DSLRs don’t do a very good job of image stabilization. Even if you have a lens that has built-in image stabilization, these lenses are made to take still images, not video. Don’t get me wrong, a lens with good stabilization helps, but it won’t be enough to make your video come out just right.
A monopod offers great vertical stabilization without sacrificing portability for the videographer. Just set it up and shoot for slightly better video when you’re not walking around.
A tripod provides the best possible image during still shots. Whenever possible, I highly recommend using a tripod. If you find one with a nice, fluid arm on it that allows you to pan back and forth without any jerk or stutter, then you’re sure to record excellent video. Unfortunately, a tripod doesn’t make it easy to move around.
A camera stabilizer gives you maximum portability and often provides good enough stabilization to provide a natural and fluid video. A good steadicam can be very expensive, or very picky. I have one from Glide Gear that works pretty well as long as I’m not holding the camera for too long because it’s heavy. Some shoulder mounts are really good, but come at a high price unless you build them yourself.
Use Aperture to Control Depth of Field

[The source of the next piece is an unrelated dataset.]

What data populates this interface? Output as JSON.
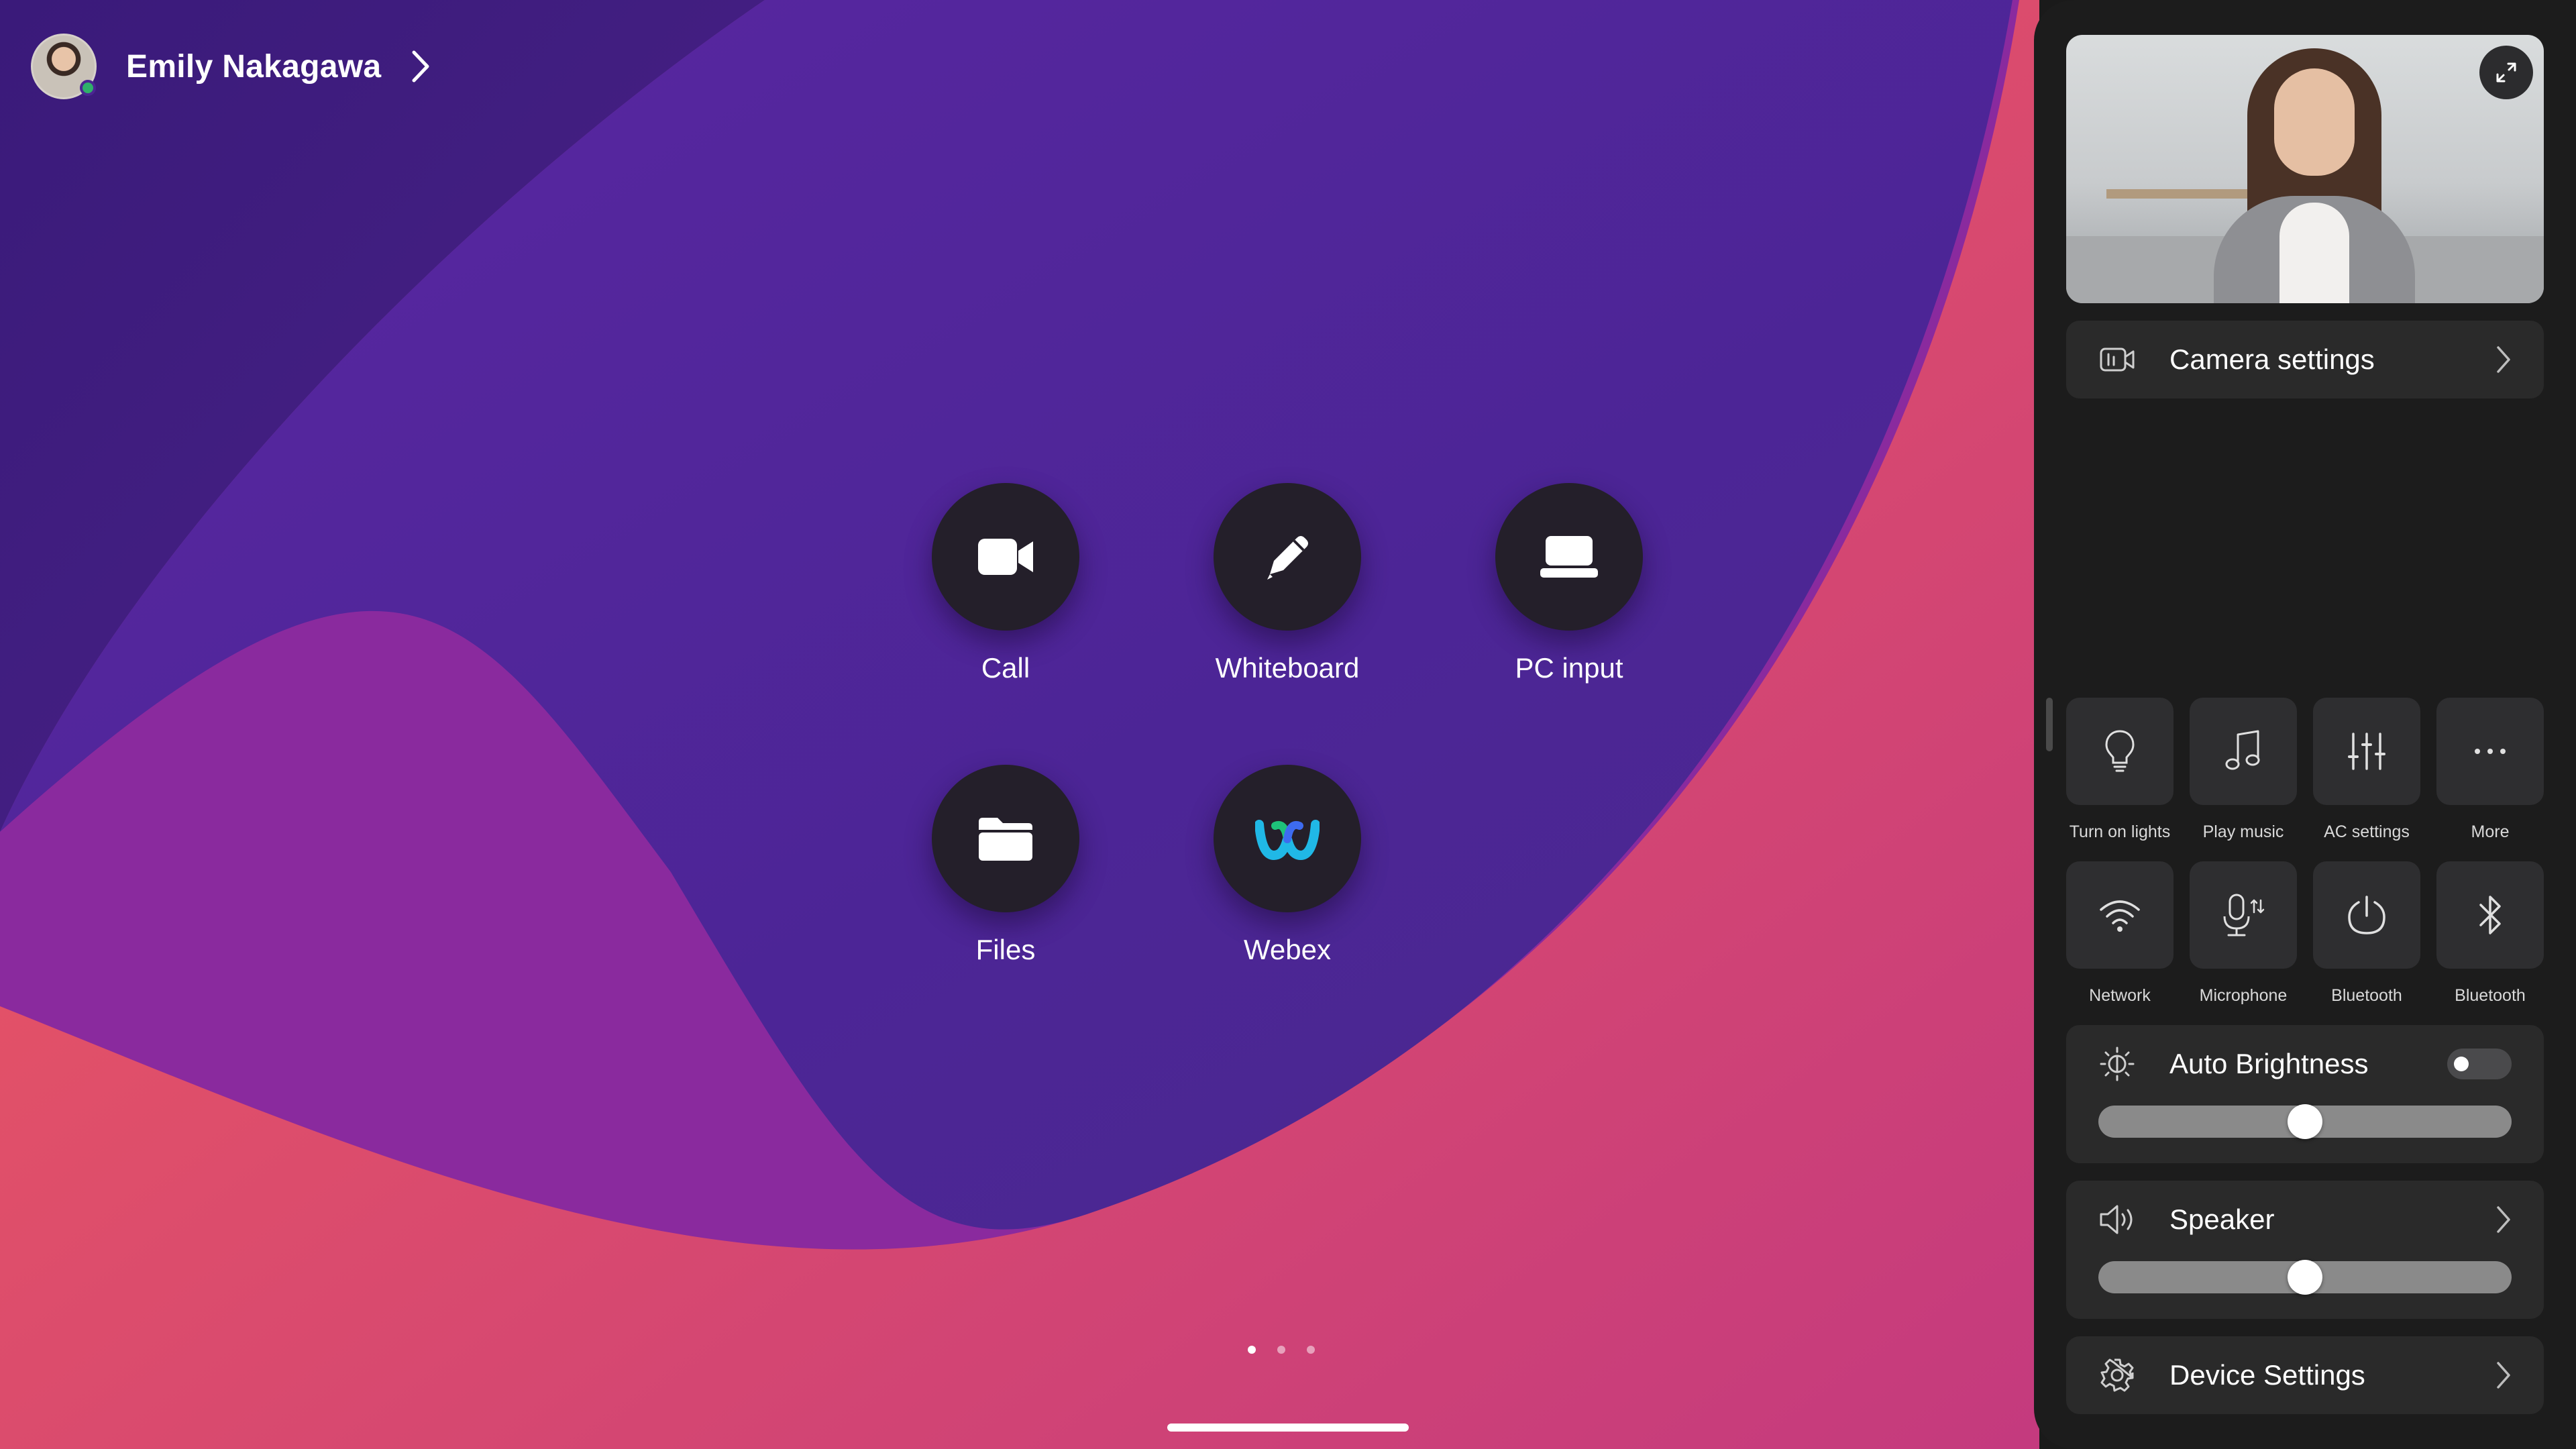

Adjusting aperture during shooting is a great way to add a little extra 3D effect to your shot. Depth of field is controlled directly by aperture, and this also impacts how much light gets in to the sensor. During shooting, you often have to balance good depth of field with keeping the ISO of a shot down to reasonable levels (higher ISO introduces noise to the image). Learn how to control aperture during shooting on your camera, and use it to your benefit in the field.

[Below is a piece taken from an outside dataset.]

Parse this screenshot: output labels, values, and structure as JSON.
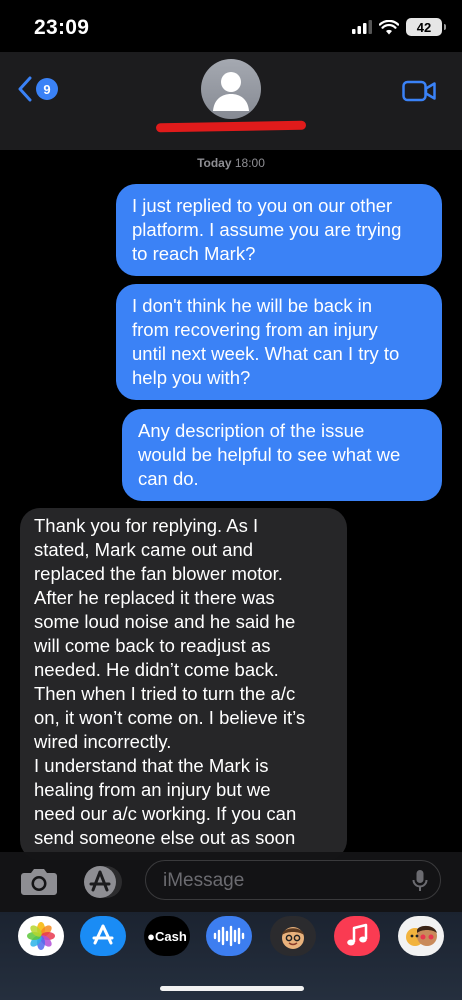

Don’t Rely on ISO to Brighten a Dark Scene
It’s better to shoot a bright scene and use an ND filter to knock it back than to shoot a scene with terrible lighting. Your camera piles on ISO in order to make subjects visible to the sensor. This has a double-edged effect of adding noise to your image. Try to keep ISO down around 100 whenever possible. This might mean adding more light to your subject, but it’s far easier to reduce this in post than it is to add it after the shoot is over.
I personally have two lighting umbrellas at the ready for any important shoot so my subjects are bright enough to stand out at the lowest ISO levels.
Be Mindful of Sensor Overheating
DSLRs have a limited amount of shooting time before they overheat and shut off. This time isn’t dictated by the SD card (unless your video file passes the 4GB size limit set by a FAT32 storage format), but by the amount of heat that builds up on the sensor during shooting. Unlike a photograph, which exposes the sensor for a fraction of a second (unless you’re in live view), video opens everything wide up and this uses a lot more power. As with any power-using activity, this expended energy translates to heat, and that heat builds up inside a closed camera frame until it becomes too much for the camera to handle.
When the 5D Mark II first hit the scene, it had a recording time of about five minutes before it shut off. This was later improved through firmware updates, and modern DSLRs can usually shoot for quite a bit longer. The average time I’ve seen before overheating is around the 15-20 minute mark, though some cameras can run for 30 minutes or longer in the right conditions.
Just as a side note, you should also have a fast SD card in the camera because that can cause it to shut off, too. If you’re shooting 1080p video, go for a class 10 SDHC or SDXC card. Class 6 will work for most people, but it doesn’t cost much more to get that speed boost.
Photo: Robin Danehav